#### [THE TASK]
Output each entry below as it stands, leaving out every picture.

#### [DATASET]
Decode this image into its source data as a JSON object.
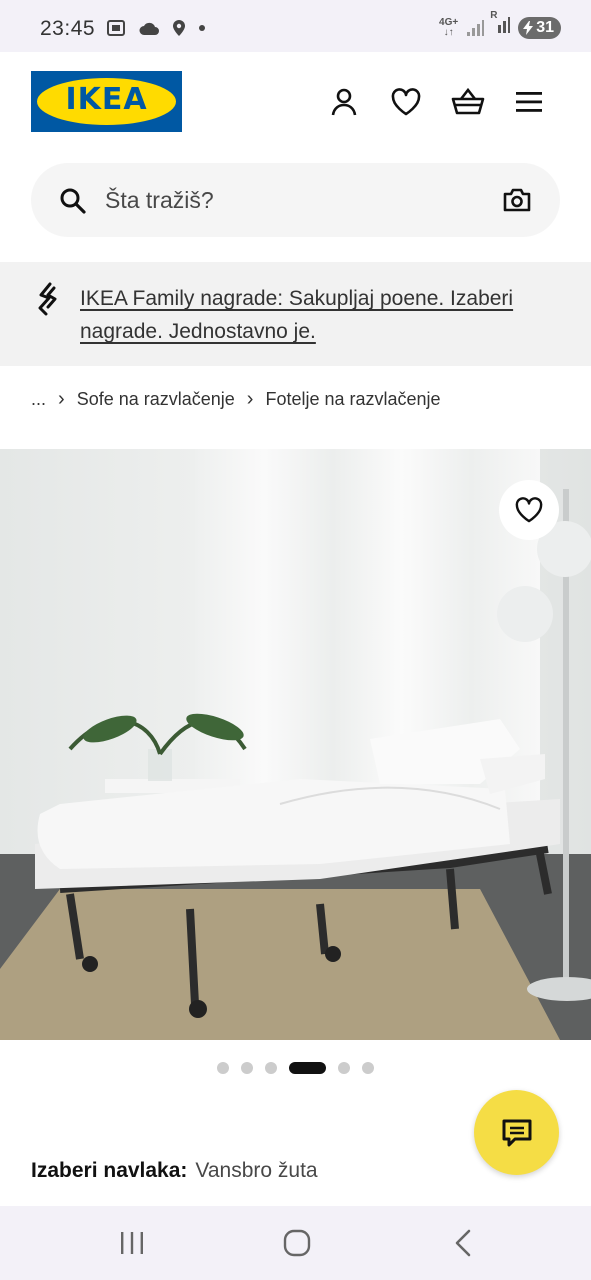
{
  "status_bar": {
    "time": "23:45",
    "network_type": "4G+",
    "sim_label": "R",
    "battery": "31"
  },
  "header": {
    "logo_text": "IKEA",
    "icons": [
      "account-icon",
      "heart-icon",
      "basket-icon",
      "menu-icon"
    ]
  },
  "search": {
    "placeholder": "Šta tražiš?"
  },
  "promo": {
    "text": "IKEA Family nagrade: Sakupljaj poene. Izaberi nagrade. Jednostavno je."
  },
  "breadcrumb": {
    "ellipsis": "...",
    "items": [
      "Sofe na razvlačenje",
      "Fotelje na razvlačenje"
    ]
  },
  "carousel": {
    "total": 6,
    "active": 4
  },
  "cover": {
    "label": "Izaberi navlaka:",
    "value": "Vansbro žuta"
  },
  "colors": {
    "brand_blue": "#0058a3",
    "brand_yellow": "#ffdb00",
    "chat_yellow": "#f5dd45"
  }
}
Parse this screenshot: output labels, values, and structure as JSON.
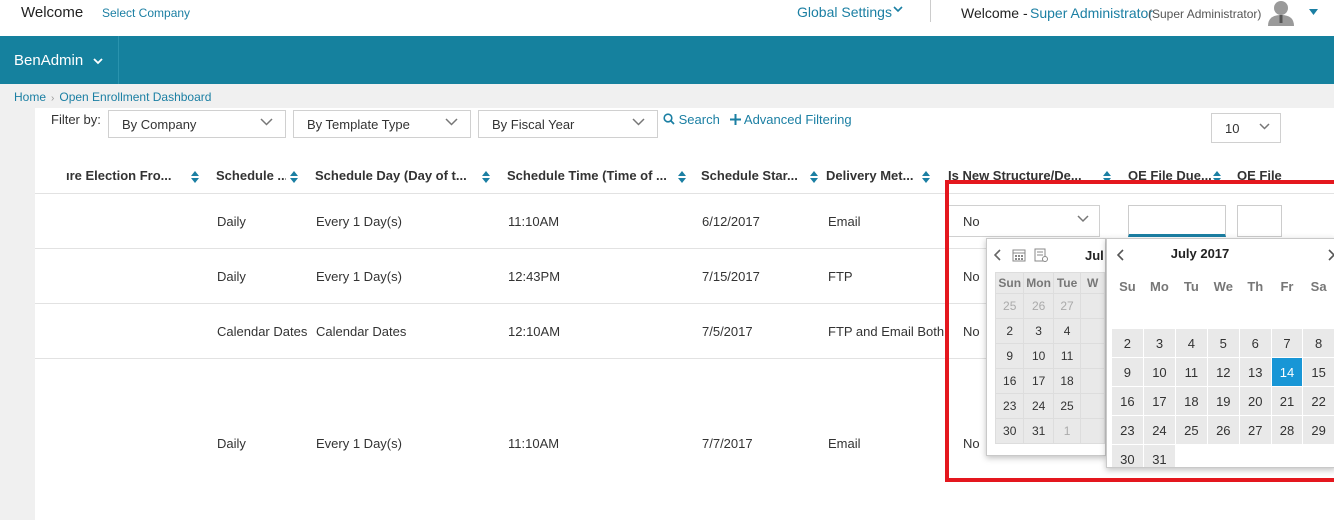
{
  "top": {
    "welcome": "Welcome",
    "select_company": "Select Company",
    "global_settings": "Global Settings",
    "welcome_prefix": "Welcome -",
    "user_name": "Super Administrator",
    "user_role": "(Super Administrator)"
  },
  "nav": {
    "app_name": "BenAdmin"
  },
  "breadcrumb": {
    "home": "Home",
    "current": "Open Enrollment Dashboard"
  },
  "filters": {
    "label": "Filter by:",
    "company": "By Company",
    "template_type": "By Template Type",
    "fiscal_year": "By Fiscal Year",
    "search": "Search",
    "advanced": "Advanced Filtering",
    "page_size": "10"
  },
  "grid": {
    "columns": [
      "ıre Election Fro...",
      "Schedule ...",
      "Schedule Day (Day of t...",
      "Schedule Time (Time of ...",
      "Schedule Star...",
      "Delivery Met...",
      "Is New Structure/De...",
      "OE File Due...",
      "OE File"
    ],
    "rows": [
      {
        "schedule": "Daily",
        "day": "Every 1 Day(s)",
        "time": "11:10AM",
        "start": "6/12/2017",
        "delivery": "Email",
        "is_new": "No"
      },
      {
        "schedule": "Daily",
        "day": "Every 1 Day(s)",
        "time": "12:43PM",
        "start": "7/15/2017",
        "delivery": "FTP",
        "is_new": "No"
      },
      {
        "schedule": "Calendar Dates",
        "day": "Calendar Dates",
        "time": "12:10AM",
        "start": "7/5/2017",
        "delivery": "FTP and Email Both",
        "is_new": "No"
      },
      {
        "schedule": "Daily",
        "day": "Every 1 Day(s)",
        "time": "11:10AM",
        "start": "7/7/2017",
        "delivery": "Email",
        "is_new": "No"
      }
    ]
  },
  "calendar_small": {
    "month": "Jul",
    "weekdays": [
      "Sun",
      "Mon",
      "Tue",
      "W"
    ],
    "rows": [
      [
        "25",
        "26",
        "27",
        ""
      ],
      [
        "2",
        "3",
        "4",
        ""
      ],
      [
        "9",
        "10",
        "11",
        ""
      ],
      [
        "16",
        "17",
        "18",
        ""
      ],
      [
        "23",
        "24",
        "25",
        ""
      ],
      [
        "30",
        "31",
        "1",
        ""
      ]
    ]
  },
  "calendar_large": {
    "month": "July 2017",
    "weekdays": [
      "Su",
      "Mo",
      "Tu",
      "We",
      "Th",
      "Fr",
      "Sa"
    ],
    "rows": [
      [
        "",
        "",
        "",
        "",
        "",
        "",
        ""
      ],
      [
        "2",
        "3",
        "4",
        "5",
        "6",
        "7",
        "8"
      ],
      [
        "9",
        "10",
        "11",
        "12",
        "13",
        "14",
        "15"
      ],
      [
        "16",
        "17",
        "18",
        "19",
        "20",
        "21",
        "22"
      ],
      [
        "23",
        "24",
        "25",
        "26",
        "27",
        "28",
        "29"
      ],
      [
        "30",
        "31",
        "",
        "",
        "",
        "",
        ""
      ]
    ],
    "selected": "14"
  },
  "colors": {
    "brand": "#15819e",
    "link": "#1b7fa3",
    "selected_day": "#1896d6",
    "annotation": "#e4171e"
  }
}
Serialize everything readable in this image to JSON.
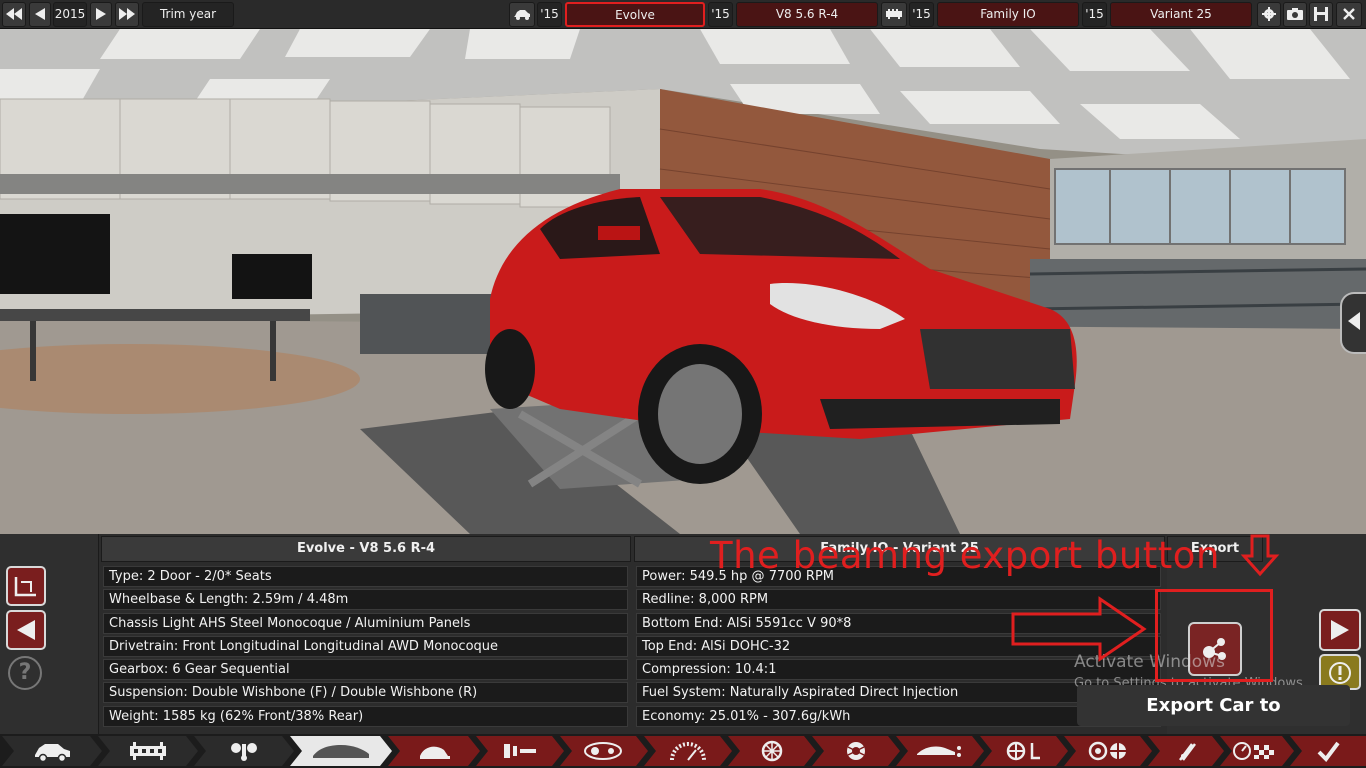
{
  "top_bar": {
    "year": "2015",
    "trim_year_label": "Trim year",
    "model_year_tag": "'15",
    "model_name": "Evolve",
    "engine_year_tag": "'15",
    "engine_name": "V8 5.6 R-4",
    "family_year_tag": "'15",
    "family_name": "Family IO",
    "variant_year_tag": "'15",
    "variant_name": "Variant 25"
  },
  "car_panel": {
    "title": "Evolve - V8 5.6 R-4",
    "rows": [
      "Type: 2 Door - 2/0* Seats",
      "Wheelbase & Length: 2.59m / 4.48m",
      "Chassis Light AHS Steel Monocoque / Aluminium Panels",
      "Drivetrain: Front Longitudinal Longitudinal AWD Monocoque",
      "Gearbox: 6 Gear Sequential",
      "Suspension: Double Wishbone (F) / Double Wishbone (R)",
      "Weight: 1585 kg (62% Front/38% Rear)"
    ]
  },
  "engine_panel": {
    "title": "Family IO - Variant 25",
    "rows": [
      "Power: 549.5 hp @ 7700 RPM",
      "Redline:  8,000 RPM",
      "Bottom End: AlSi 5591cc V 90*8",
      "Top End: AlSi DOHC-32",
      "Compression: 10.4:1",
      "Fuel System: Naturally Aspirated Direct Injection",
      "Economy: 25.01% - 307.6g/kWh"
    ]
  },
  "export_panel": {
    "title": "Export",
    "tooltip": "Export Car to BeamNG.drive"
  },
  "annotation": {
    "text": "The beamng export button"
  },
  "watermark": {
    "line1": "Activate Windows",
    "line2": "Go to Settings to activate Windows."
  },
  "help_label": "?",
  "colors": {
    "accent_red": "#e01f1f",
    "button_red": "#7a1e1e",
    "car_body": "#d21d1d"
  },
  "bottom_nav_icons": [
    "car-icon",
    "chassis-icon",
    "drivetrain-icon",
    "body-icon",
    "interior-icon",
    "fixture-icon",
    "lights-icon",
    "gauge-icon",
    "wheel-icon",
    "brake-icon",
    "aero-icon",
    "suspension-icon",
    "steering-icon",
    "tuning-icon",
    "test-track-icon",
    "confirm-icon"
  ]
}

#### [REPLY]
Decode this image into its source data as a JSON object.
{
  "status_bar": {
    "time": "23:45",
    "network_type": "4G+",
    "sim_label": "R",
    "battery": "31"
  },
  "header": {
    "logo_text": "IKEA",
    "icons": [
      "account-icon",
      "heart-icon",
      "basket-icon",
      "menu-icon"
    ]
  },
  "search": {
    "placeholder": "Šta tražiš?"
  },
  "promo": {
    "text": "IKEA Family nagrade: Sakupljaj poene. Izaberi nagrade. Jednostavno je."
  },
  "breadcrumb": {
    "ellipsis": "...",
    "items": [
      "Sofe na razvlačenje",
      "Fotelje na razvlačenje"
    ]
  },
  "carousel": {
    "total": 6,
    "active": 4
  },
  "cover": {
    "label": "Izaberi navlaka:",
    "value": "Vansbro žuta"
  },
  "colors": {
    "brand_blue": "#0058a3",
    "brand_yellow": "#ffdb00",
    "chat_yellow": "#f5dd45"
  }
}
Parse this screenshot: output labels, values, and structure as JSON.
{
  "top": {
    "welcome": "Welcome",
    "select_company": "Select Company",
    "global_settings": "Global Settings",
    "welcome_prefix": "Welcome -",
    "user_name": "Super Administrator",
    "user_role": "(Super Administrator)"
  },
  "nav": {
    "app_name": "BenAdmin"
  },
  "breadcrumb": {
    "home": "Home",
    "current": "Open Enrollment Dashboard"
  },
  "filters": {
    "label": "Filter by:",
    "company": "By Company",
    "template_type": "By Template Type",
    "fiscal_year": "By Fiscal Year",
    "search": "Search",
    "advanced": "Advanced Filtering",
    "page_size": "10"
  },
  "grid": {
    "columns": [
      "ıre Election Fro...",
      "Schedule ...",
      "Schedule Day (Day of t...",
      "Schedule Time (Time of ...",
      "Schedule Star...",
      "Delivery Met...",
      "Is New Structure/De...",
      "OE File Due...",
      "OE File"
    ],
    "rows": [
      {
        "schedule": "Daily",
        "day": "Every 1 Day(s)",
        "time": "11:10AM",
        "start": "6/12/2017",
        "delivery": "Email",
        "is_new": "No"
      },
      {
        "schedule": "Daily",
        "day": "Every 1 Day(s)",
        "time": "12:43PM",
        "start": "7/15/2017",
        "delivery": "FTP",
        "is_new": "No"
      },
      {
        "schedule": "Calendar Dates",
        "day": "Calendar Dates",
        "time": "12:10AM",
        "start": "7/5/2017",
        "delivery": "FTP and Email Both",
        "is_new": "No"
      },
      {
        "schedule": "Daily",
        "day": "Every 1 Day(s)",
        "time": "11:10AM",
        "start": "7/7/2017",
        "delivery": "Email",
        "is_new": "No"
      }
    ]
  },
  "calendar_small": {
    "month": "Jul",
    "weekdays": [
      "Sun",
      "Mon",
      "Tue",
      "W"
    ],
    "rows": [
      [
        "25",
        "26",
        "27",
        ""
      ],
      [
        "2",
        "3",
        "4",
        ""
      ],
      [
        "9",
        "10",
        "11",
        ""
      ],
      [
        "16",
        "17",
        "18",
        ""
      ],
      [
        "23",
        "24",
        "25",
        ""
      ],
      [
        "30",
        "31",
        "1",
        ""
      ]
    ]
  },
  "calendar_large": {
    "month": "July 2017",
    "weekdays": [
      "Su",
      "Mo",
      "Tu",
      "We",
      "Th",
      "Fr",
      "Sa"
    ],
    "rows": [
      [
        "",
        "",
        "",
        "",
        "",
        "",
        ""
      ],
      [
        "2",
        "3",
        "4",
        "5",
        "6",
        "7",
        "8"
      ],
      [
        "9",
        "10",
        "11",
        "12",
        "13",
        "14",
        "15"
      ],
      [
        "16",
        "17",
        "18",
        "19",
        "20",
        "21",
        "22"
      ],
      [
        "23",
        "24",
        "25",
        "26",
        "27",
        "28",
        "29"
      ],
      [
        "30",
        "31",
        "",
        "",
        "",
        "",
        ""
      ]
    ],
    "selected": "14"
  },
  "colors": {
    "brand": "#15819e",
    "link": "#1b7fa3",
    "selected_day": "#1896d6",
    "annotation": "#e4171e"
  }
}
Serialize everything readable in this image to JSON.
{
  "top_bar": {
    "year": "2015",
    "trim_year_label": "Trim year",
    "model_year_tag": "'15",
    "model_name": "Evolve",
    "engine_year_tag": "'15",
    "engine_name": "V8 5.6 R-4",
    "family_year_tag": "'15",
    "family_name": "Family IO",
    "variant_year_tag": "'15",
    "variant_name": "Variant 25"
  },
  "car_panel": {
    "title": "Evolve - V8 5.6 R-4",
    "rows": [
      "Type: 2 Door - 2/0* Seats",
      "Wheelbase & Length: 2.59m / 4.48m",
      "Chassis Light AHS Steel Monocoque / Aluminium Panels",
      "Drivetrain: Front Longitudinal Longitudinal AWD Monocoque",
      "Gearbox: 6 Gear Sequential",
      "Suspension: Double Wishbone (F) / Double Wishbone (R)",
      "Weight: 1585 kg (62% Front/38% Rear)"
    ]
  },
  "engine_panel": {
    "title": "Family IO - Variant 25",
    "rows": [
      "Power: 549.5 hp @ 7700 RPM",
      "Redline:  8,000 RPM",
      "Bottom End: AlSi 5591cc V 90*8",
      "Top End: AlSi DOHC-32",
      "Compression: 10.4:1",
      "Fuel System: Naturally Aspirated Direct Injection",
      "Economy: 25.01% - 307.6g/kWh"
    ]
  },
  "export_panel": {
    "title": "Export",
    "tooltip": "Export Car to BeamNG.drive"
  },
  "annotation": {
    "text": "The beamng export button"
  },
  "watermark": {
    "line1": "Activate Windows",
    "line2": "Go to Settings to activate Windows."
  },
  "help_label": "?",
  "colors": {
    "accent_red": "#e01f1f",
    "button_red": "#7a1e1e",
    "car_body": "#d21d1d"
  },
  "bottom_nav_icons": [
    "car-icon",
    "chassis-icon",
    "drivetrain-icon",
    "body-icon",
    "interior-icon",
    "fixture-icon",
    "lights-icon",
    "gauge-icon",
    "wheel-icon",
    "brake-icon",
    "aero-icon",
    "suspension-icon",
    "steering-icon",
    "tuning-icon",
    "test-track-icon",
    "confirm-icon"
  ]
}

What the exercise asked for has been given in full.